Lives Reclaimed: A Study of Rescue and Resistance in Nazi Germany, by Mark Roseman, Metropolitan Books, New York, 2019, $30
In the lead-up to World War II daily living conditions for people of Jewish ancestry in Germany were steadily declining and anti-Semitism was sharply rising. Even small acts of defiance—for example, criticizing the government among friends or buying products from a Jewish-owned store—could have potentially lethal consequences. It took people of extraordinary courage to withstand the constant peril and psychological stress, aid others and evade detection by authorities.
Mark Roseman’s Lives Reclaimed documents the fascinating story of the League: Community for Socialist Life, known to members as the Bund (German for “federation”). Led by the charismatic Artur Jacobs, the little-known group centered on the utopian ideals of romanticism, physical fitness, social democracy and universalism. In the wake of the 1938 Kristallnacht pogrom Bund members resolved they could no longer ignore the downward spiral of German society and began providing practical aid as well as spiritual and emotional comfort to those in need. The book also relates the internal struggles of those Bund members drafted into military service and members’ ongoing struggle to keep the Bund network operating through skillful guidance, information gathering and sheer luck.

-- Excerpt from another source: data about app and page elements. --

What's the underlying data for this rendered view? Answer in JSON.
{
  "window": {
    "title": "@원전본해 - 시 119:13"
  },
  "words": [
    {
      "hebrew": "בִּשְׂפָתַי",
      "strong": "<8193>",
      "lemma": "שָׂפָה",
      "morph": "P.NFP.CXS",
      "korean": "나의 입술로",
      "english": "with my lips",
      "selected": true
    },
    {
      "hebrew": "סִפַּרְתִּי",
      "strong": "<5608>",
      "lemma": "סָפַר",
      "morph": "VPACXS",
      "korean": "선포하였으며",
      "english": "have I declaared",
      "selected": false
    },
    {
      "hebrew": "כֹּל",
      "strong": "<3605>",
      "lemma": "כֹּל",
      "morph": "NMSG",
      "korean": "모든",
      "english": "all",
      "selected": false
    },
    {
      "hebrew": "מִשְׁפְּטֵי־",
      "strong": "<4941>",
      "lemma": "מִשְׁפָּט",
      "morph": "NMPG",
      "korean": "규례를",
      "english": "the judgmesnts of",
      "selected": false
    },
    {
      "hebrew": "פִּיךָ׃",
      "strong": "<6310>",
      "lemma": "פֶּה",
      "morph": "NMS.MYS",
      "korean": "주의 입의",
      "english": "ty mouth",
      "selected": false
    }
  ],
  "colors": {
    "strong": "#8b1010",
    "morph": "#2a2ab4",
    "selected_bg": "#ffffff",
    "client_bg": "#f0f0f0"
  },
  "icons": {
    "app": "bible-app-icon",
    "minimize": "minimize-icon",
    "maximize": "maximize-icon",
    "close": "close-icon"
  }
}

Lives Reclaimed is an object lesson in how even small acts of resistance, especially during wartime, provided necessary spiritual succor to people suffering from the deprivations and persecution imposed on them by the Nazi regime. It is a respectful testament to an admirable group of brave men and women who saved lives and whose heroic, generous deeds are well deserving of public recognition.